→ **Instructions to follow**:
Give back every entry, copied exactly.

(Excerpts from an interface dataset)
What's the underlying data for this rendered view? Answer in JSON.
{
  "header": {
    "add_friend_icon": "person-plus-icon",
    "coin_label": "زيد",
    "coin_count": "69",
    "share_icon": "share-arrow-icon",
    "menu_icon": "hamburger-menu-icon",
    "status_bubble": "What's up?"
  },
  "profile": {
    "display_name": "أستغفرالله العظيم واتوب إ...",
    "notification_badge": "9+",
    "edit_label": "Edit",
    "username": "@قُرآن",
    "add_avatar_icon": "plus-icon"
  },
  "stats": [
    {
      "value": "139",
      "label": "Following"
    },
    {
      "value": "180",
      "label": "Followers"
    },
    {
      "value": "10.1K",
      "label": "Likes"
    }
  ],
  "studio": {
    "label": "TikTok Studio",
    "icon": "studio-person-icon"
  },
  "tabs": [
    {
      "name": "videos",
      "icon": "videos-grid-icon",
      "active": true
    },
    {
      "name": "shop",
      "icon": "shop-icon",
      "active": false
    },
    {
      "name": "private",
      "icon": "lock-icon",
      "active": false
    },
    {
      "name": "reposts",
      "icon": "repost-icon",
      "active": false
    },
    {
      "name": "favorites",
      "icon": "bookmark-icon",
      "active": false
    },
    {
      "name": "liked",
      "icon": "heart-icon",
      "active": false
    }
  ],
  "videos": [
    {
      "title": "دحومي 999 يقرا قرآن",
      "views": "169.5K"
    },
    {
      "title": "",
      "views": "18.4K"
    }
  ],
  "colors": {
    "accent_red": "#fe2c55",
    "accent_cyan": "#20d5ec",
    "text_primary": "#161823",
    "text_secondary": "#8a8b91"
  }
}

→ **Result below**:
What's the underlying data for this rendered view? Answer in JSON.
{
  "header": {
    "add_friend_icon": "person-plus-icon",
    "coin_label": "زيد",
    "coin_count": "69",
    "share_icon": "share-arrow-icon",
    "menu_icon": "hamburger-menu-icon",
    "status_bubble": "What's up?"
  },
  "profile": {
    "display_name": "أستغفرالله العظيم واتوب إ...",
    "notification_badge": "9+",
    "edit_label": "Edit",
    "username": "@قُرآن",
    "add_avatar_icon": "plus-icon"
  },
  "stats": [
    {
      "value": "139",
      "label": "Following"
    },
    {
      "value": "180",
      "label": "Followers"
    },
    {
      "value": "10.1K",
      "label": "Likes"
    }
  ],
  "studio": {
    "label": "TikTok Studio",
    "icon": "studio-person-icon"
  },
  "tabs": [
    {
      "name": "videos",
      "icon": "videos-grid-icon",
      "active": true
    },
    {
      "name": "shop",
      "icon": "shop-icon",
      "active": false
    },
    {
      "name": "private",
      "icon": "lock-icon",
      "active": false
    },
    {
      "name": "reposts",
      "icon": "repost-icon",
      "active": false
    },
    {
      "name": "favorites",
      "icon": "bookmark-icon",
      "active": false
    },
    {
      "name": "liked",
      "icon": "heart-icon",
      "active": false
    }
  ],
  "videos": [
    {
      "title": "دحومي 999 يقرا قرآن",
      "views": "169.5K"
    },
    {
      "title": "",
      "views": "18.4K"
    }
  ],
  "colors": {
    "accent_red": "#fe2c55",
    "accent_cyan": "#20d5ec",
    "text_primary": "#161823",
    "text_secondary": "#8a8b91"
  }
}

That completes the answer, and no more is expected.